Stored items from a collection
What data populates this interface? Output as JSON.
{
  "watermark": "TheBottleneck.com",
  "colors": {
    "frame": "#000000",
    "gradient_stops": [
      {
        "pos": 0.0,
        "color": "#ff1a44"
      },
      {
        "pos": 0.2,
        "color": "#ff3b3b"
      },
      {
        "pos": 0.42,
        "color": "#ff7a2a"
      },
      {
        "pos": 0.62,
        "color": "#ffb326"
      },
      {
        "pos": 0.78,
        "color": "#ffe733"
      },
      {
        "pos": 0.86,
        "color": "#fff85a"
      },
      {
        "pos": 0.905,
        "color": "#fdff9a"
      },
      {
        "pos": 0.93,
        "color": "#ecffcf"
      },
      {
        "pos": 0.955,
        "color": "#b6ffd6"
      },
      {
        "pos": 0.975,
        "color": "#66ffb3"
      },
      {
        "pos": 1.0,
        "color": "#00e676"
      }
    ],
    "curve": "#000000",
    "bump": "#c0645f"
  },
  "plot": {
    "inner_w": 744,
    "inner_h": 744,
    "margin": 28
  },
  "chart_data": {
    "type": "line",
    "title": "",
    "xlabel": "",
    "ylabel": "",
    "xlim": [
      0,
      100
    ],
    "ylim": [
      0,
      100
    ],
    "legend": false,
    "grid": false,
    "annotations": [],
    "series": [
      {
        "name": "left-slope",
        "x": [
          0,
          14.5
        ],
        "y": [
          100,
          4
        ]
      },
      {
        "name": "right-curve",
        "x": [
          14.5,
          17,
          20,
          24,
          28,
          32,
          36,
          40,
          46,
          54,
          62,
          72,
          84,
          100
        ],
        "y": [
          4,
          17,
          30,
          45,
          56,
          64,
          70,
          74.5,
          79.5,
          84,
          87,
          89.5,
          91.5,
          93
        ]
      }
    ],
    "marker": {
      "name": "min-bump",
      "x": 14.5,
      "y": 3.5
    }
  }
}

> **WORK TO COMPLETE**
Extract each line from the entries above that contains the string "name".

> **OUTPUT FOR THIS EXERCISE**
        "name": "left-slope",
        "name": "right-curve",
      "name": "min-bump",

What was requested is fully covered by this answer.